2 December 2016
Source: Memorial Human Rights Centre
On 12 July 2016 Sergei Eretnov, a deputy of the 2nd convocation of the city council of Naberezhnye Chelny in the Republic of Tatarstan and founder-publisher of the newspaper Komitet Revizor, was sentenced to three years in a general regime prison colony and fined 200,000 roubles under Article 33, Section 5 and Article 171.2, Section 2, point ‘b’, of the Russian Criminal Code (aiding and abetting the illegal organization and conduct of gambling by an organized group). Earlier, while awaiting trial from 8 July until 4 September 2014, Eretnov was held in pre-trial detention, after which he was transferred to house arrest until the day of his conviction when he was again taken into custody.
Sergei Eretnov is the founder and publisher of the newspaper Komitet Revizor and a well-known opposition politician in Nabereznye Chelny. He has regularly accused representatives of the authorities of corruption and links with organized crime and has clashed with city officials, including former and current mayors. His name featured in the so-called ‘gambling case’, a prosecution concerning the operation in Naberezhnye Chelny of a large number of illegal rooms with gaming machines, immediately before the 2014 elections to the State Council of the Republic of Tatarstan. In other words, the prosecution of Eretnov began a significant time after the opening of the criminal case and the arrest of other defendants in the case, when persons believed to be members of a criminal gang testified against him.
Eretnov himself, his supporters and a number of journalists, allege that he was prosecuted because he had planned to take part in the elections as a candidate and had serious chances of winning. In order to prevent this, he was prosecuted. Local opposition politicians say Eretnov was potentially the strongest candidate from the opposition in the Avtozavodsk polling district, against whom the authorities actively used the administrative resources available to them, as well as ‘black’ political technologies, seen for example in the way that two ‘doubles’ immediately came forward as candidates against him. After Eretnov’s arrest, the electoral commission refused to register him as a candidate in the election.
It should be noted that the Naberezhnye Chelny city court acquitted Eretnov, and others so charged, of the more serious offences under Article 210 of the Russian Criminal Code (taking part in a criminal group) on the grounds that the prosecution could not prove that he had organized a criminal group. Moreover, he was also found not guilty under Article 159 of the Russian Criminal Code (large scale fraud).

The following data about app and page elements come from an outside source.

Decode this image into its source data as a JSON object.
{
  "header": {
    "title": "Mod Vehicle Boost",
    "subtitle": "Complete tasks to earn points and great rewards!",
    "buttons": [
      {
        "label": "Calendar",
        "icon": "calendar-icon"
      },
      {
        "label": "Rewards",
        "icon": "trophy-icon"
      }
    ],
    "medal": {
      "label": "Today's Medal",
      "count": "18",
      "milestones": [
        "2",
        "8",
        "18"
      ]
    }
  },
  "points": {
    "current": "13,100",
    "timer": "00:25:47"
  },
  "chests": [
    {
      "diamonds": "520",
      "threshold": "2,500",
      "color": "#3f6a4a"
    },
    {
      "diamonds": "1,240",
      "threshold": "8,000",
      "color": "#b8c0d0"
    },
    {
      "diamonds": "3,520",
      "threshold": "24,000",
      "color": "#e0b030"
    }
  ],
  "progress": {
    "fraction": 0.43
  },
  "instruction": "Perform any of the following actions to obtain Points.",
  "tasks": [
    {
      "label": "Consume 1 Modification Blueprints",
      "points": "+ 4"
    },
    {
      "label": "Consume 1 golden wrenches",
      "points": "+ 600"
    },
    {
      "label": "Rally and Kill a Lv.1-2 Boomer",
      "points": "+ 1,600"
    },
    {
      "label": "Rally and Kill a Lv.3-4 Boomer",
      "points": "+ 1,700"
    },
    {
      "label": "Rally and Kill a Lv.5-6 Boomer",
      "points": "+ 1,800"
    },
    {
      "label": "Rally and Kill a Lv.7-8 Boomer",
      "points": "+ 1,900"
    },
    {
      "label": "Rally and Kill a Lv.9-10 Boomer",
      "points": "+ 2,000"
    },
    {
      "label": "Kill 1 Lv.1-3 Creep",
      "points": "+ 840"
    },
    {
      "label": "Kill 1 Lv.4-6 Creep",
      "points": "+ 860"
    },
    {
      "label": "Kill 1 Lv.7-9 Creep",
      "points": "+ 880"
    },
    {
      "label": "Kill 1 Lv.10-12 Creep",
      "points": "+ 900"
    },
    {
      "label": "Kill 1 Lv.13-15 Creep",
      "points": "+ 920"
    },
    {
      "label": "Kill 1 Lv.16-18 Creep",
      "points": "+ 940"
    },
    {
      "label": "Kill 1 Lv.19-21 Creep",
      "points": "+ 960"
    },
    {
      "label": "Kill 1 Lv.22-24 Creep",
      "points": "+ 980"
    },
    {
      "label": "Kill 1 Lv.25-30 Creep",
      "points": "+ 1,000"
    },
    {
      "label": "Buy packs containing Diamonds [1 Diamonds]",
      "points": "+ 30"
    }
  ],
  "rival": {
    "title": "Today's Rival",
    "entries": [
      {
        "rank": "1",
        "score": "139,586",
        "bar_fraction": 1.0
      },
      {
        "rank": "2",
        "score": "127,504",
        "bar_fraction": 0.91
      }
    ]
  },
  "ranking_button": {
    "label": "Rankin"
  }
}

In effect, the court found Eretnov guilty only of having allegedly provided real estate services on one occasion, assisting the organizers of a gambling business to obtain a long-term rental on a property. In our view, the imposition of a sentence involving deprivation of liberty on charges of having brought two parties together to make a deal renting a property is absurd when the prosecution could not even prove that Eretnov in fact knew that this property would be used for unlawful purposes. At the same time, the only evidence for the dubious ‘fact’ in question was the testimony of another person involved in the case – a person whom even the court that issued the judgment viewed with scepticism, concluding that in other episodes he had borne false witness against Eretnov. It is obvious that in this instance there are ineradicable doubts about the guilt of Sergei Eretnov, doubts that, according to the Constitution of the Russian Federation, must be interpreted in favour of the accused.
Recognition of an individual as a political prisoner, or of a prosecution as politically motivated, does not mean that Memorial Human Rights Centre shares or approves of the individual’s views, statements or actions.
For more information about this case, see here.